Directions - How many lines of the entries below contain the string "CommandButtons"? State the number alone.

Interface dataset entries
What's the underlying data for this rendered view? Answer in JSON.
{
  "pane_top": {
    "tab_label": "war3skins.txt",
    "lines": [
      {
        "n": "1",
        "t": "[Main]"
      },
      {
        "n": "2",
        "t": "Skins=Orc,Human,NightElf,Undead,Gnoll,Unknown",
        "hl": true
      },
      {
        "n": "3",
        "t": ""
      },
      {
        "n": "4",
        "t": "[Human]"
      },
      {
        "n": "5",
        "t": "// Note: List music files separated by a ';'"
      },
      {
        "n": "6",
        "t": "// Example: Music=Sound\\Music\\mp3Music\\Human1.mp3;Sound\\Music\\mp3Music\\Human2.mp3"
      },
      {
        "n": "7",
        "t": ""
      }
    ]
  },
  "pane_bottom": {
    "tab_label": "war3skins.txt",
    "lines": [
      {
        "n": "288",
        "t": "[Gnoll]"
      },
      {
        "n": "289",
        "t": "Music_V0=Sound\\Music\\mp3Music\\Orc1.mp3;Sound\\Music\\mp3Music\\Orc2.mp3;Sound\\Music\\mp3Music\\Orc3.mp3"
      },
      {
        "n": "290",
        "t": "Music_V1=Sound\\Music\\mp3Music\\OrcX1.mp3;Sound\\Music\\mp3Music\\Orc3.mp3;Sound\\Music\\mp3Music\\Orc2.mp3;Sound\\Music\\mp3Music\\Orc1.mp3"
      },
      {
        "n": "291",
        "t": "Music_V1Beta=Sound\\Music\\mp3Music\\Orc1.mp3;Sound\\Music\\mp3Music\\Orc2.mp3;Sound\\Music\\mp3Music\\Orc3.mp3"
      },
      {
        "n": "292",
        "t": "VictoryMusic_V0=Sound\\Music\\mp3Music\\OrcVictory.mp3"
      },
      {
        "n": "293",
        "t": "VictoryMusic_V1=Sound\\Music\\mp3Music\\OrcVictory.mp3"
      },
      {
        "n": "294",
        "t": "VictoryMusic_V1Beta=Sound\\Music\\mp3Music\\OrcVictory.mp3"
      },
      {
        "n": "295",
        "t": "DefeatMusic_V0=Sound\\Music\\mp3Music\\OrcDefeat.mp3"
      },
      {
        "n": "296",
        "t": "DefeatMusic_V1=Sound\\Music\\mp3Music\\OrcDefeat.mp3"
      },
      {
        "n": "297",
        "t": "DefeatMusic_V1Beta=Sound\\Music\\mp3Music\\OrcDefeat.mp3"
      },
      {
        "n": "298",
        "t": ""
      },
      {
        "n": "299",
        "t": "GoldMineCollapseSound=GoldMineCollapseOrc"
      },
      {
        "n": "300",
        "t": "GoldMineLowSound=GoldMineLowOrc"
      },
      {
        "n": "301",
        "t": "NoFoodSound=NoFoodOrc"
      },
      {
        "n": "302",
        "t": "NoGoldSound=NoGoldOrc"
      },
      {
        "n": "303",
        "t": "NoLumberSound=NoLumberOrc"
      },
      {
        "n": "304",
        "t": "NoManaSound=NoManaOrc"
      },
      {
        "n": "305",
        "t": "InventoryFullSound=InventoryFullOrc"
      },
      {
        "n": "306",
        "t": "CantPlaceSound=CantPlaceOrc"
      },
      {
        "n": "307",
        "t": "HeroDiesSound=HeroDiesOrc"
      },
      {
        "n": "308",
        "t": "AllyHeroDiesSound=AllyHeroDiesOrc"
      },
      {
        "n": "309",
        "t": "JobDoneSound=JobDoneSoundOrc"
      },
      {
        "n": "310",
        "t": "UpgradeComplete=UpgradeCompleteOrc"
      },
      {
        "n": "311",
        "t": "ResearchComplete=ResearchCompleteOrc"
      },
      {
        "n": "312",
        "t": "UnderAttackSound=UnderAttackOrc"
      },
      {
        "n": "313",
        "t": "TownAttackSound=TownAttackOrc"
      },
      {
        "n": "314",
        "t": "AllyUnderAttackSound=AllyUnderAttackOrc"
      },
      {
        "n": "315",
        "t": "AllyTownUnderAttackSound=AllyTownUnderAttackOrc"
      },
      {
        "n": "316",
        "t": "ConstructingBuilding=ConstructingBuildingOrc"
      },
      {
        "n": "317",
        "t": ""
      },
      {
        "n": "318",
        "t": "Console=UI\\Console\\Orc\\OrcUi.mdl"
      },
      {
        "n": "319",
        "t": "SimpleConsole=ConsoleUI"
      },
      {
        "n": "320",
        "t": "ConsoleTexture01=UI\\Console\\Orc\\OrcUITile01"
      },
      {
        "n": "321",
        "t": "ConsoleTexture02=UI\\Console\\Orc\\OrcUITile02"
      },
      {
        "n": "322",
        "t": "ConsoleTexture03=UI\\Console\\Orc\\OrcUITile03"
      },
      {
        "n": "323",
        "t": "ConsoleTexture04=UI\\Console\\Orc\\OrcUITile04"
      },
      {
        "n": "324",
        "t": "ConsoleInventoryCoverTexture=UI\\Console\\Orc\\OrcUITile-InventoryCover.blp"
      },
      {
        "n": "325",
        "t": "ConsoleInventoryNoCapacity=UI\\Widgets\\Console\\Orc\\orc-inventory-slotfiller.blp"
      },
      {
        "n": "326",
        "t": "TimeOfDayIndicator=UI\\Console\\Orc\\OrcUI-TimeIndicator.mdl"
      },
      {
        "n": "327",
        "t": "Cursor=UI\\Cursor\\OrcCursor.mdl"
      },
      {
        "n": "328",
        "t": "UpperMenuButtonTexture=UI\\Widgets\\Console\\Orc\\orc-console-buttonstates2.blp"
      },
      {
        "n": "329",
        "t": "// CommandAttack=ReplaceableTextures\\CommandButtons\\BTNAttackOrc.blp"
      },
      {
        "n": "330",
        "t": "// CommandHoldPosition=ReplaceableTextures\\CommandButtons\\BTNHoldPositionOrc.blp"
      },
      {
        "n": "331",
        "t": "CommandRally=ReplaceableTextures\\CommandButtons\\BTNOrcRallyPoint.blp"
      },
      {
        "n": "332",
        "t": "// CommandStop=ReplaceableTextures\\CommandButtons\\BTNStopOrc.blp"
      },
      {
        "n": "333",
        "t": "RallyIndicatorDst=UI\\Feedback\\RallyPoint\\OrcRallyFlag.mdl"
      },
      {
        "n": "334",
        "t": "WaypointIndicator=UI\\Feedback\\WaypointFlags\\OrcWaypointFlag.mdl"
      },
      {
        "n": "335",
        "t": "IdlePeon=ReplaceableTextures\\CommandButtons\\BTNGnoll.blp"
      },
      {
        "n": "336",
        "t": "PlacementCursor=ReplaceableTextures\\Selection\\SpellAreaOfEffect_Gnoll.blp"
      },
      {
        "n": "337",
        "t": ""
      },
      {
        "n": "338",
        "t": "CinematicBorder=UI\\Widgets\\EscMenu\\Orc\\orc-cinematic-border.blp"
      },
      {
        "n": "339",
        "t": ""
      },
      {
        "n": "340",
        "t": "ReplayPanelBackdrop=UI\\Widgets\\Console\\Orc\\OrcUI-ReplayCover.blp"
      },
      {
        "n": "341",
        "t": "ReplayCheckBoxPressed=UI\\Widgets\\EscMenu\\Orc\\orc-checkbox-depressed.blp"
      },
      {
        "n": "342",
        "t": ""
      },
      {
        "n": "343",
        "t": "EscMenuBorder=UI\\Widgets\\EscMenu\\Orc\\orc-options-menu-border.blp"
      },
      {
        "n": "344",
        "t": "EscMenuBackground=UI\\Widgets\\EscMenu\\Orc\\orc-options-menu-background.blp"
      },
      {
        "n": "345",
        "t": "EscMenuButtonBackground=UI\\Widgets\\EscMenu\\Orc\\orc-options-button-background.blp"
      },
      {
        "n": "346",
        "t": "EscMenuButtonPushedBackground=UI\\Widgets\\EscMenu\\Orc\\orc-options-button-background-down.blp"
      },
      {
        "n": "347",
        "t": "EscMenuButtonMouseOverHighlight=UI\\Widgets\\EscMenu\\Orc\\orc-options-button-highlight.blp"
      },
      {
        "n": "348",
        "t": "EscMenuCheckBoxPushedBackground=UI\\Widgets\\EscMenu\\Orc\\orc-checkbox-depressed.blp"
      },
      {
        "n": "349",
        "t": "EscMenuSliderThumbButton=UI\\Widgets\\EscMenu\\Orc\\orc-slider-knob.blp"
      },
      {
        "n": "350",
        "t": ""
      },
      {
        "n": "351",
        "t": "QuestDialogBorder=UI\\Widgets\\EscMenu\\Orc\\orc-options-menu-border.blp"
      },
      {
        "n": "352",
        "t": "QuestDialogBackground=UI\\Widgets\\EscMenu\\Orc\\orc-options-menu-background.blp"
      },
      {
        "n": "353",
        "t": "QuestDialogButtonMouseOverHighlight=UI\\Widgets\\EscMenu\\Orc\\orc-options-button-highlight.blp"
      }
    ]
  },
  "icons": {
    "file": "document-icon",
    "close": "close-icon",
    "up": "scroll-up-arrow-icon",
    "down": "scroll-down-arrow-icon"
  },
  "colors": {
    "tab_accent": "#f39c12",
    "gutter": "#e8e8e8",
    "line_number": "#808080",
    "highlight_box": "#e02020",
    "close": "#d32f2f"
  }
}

Solution - 5